Our Spring Cleaning doesn’t always happen in the Spring, but it does only happen once a year. It consists of two things: declutter and reorganize. We get rid of unwanted and no longer useful things and we reorganize what is left. Not a lot of fun in that.
This year, I’ve decided to add Redecorate into the mix, and not in the traditional sense.
I’ve always been inspired by DIY home decor. I watch video after video feeling so inspired to create one, but never do. I guess it’s the thought of being consumed by the time to do all the work myself negates me from doing it. But I don’t have to do it all by myself. That’s the fun of having a family.
Now that the new year is upon us, it’s the perfect time to do some “Spring Cleaning” and explore our creative side.
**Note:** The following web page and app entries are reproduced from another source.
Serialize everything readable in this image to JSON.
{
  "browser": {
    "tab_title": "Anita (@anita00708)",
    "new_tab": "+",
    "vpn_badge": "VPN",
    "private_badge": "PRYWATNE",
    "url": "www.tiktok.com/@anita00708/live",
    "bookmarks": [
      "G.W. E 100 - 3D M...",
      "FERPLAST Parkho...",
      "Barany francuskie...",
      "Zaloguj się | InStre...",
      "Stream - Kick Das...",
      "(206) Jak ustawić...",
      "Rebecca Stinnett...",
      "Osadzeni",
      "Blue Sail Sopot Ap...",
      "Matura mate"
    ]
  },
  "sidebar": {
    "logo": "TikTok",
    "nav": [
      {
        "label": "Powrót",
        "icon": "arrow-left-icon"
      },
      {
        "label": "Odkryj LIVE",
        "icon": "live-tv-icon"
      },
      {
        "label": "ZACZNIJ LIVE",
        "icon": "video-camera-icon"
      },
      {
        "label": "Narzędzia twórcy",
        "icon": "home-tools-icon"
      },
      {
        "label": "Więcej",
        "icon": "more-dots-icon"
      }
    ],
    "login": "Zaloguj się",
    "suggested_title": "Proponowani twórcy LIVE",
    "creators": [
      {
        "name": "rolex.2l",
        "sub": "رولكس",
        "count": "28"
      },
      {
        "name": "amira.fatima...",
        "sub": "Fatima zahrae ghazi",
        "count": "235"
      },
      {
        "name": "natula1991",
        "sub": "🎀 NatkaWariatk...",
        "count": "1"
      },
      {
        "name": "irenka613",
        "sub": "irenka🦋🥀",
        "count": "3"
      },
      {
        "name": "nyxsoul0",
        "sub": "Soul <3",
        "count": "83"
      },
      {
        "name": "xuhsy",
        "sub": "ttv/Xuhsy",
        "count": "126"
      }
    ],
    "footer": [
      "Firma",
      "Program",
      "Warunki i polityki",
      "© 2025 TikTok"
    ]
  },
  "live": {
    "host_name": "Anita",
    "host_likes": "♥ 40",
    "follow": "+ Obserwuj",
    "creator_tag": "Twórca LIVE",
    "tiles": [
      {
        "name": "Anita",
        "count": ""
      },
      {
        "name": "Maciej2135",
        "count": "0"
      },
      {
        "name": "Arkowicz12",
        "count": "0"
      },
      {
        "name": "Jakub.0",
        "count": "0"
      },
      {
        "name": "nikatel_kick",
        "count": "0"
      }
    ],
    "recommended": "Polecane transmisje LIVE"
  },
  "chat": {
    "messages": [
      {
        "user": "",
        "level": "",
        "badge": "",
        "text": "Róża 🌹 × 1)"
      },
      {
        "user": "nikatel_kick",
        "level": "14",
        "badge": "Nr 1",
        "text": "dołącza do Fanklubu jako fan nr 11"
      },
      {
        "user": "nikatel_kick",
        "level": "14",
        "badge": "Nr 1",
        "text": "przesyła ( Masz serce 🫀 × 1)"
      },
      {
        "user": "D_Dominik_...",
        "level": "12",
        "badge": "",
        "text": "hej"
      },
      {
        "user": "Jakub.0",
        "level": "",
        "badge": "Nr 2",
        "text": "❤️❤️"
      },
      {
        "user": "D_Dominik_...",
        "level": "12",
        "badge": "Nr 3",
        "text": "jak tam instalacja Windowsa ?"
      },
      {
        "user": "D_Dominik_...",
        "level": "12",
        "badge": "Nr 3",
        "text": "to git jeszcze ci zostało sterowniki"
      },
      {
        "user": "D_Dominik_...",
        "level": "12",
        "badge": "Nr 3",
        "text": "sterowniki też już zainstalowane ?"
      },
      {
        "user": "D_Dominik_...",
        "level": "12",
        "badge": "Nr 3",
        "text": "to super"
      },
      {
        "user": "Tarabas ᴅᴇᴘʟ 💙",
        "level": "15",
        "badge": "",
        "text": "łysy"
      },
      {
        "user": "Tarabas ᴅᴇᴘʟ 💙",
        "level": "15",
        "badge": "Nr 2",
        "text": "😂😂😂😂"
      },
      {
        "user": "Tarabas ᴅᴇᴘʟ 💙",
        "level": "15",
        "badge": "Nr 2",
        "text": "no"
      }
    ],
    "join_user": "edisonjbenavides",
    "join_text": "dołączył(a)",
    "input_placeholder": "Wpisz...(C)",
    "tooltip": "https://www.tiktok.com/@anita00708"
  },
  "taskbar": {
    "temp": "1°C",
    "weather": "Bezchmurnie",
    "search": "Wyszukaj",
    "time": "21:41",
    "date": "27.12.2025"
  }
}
We would all get together and choose the DIY theme we want to do. For the community areas, which includes the living room, the kitchen, and the guest bathroom, we would agree on a theme we want to incorporate. For example: When we got back from our Hawaii family vacation, we loved it so much we didn’t want to go back home. We were in Hawaii mode for weeks. Our solution was to decorate the house with Hawaii themed items. This year, we’re going Rustic.
Each family member will choose a DIY project they want to do. It can be for their room or anywhere else in the house.
- Bedroom: Individual DIYs
- Community rooms: create with a partner
We don’t throw many parties at home because we have a huge family and a small apartment. One would think that accumulating trash would be a minor detail in a small apartment, but in this case, size doesn’t matter. It’s an unwritten rule that the hosts always cleans up. And it’s just rude to have the guests clean up after themselves. If you start implementing that, you’ll end up with one-man-parties.
Parties are fun. It’s the thought of having to tidy up afterwards that isn’t. That’s when the fun stops. But the party doesn’t have to stop when all the visitors leave. To be able to call the party a success, the party must go on!
Cleaning time aka “The After Party”
- Draw strings or coin toss which teams gets to clean what area
- Turn up the music
- The team to finish first (it has to be spotless) wins
- Losers have to follow dance moves from a music video chosen by the winners
- Winners get to sit back and enjoy the entertainment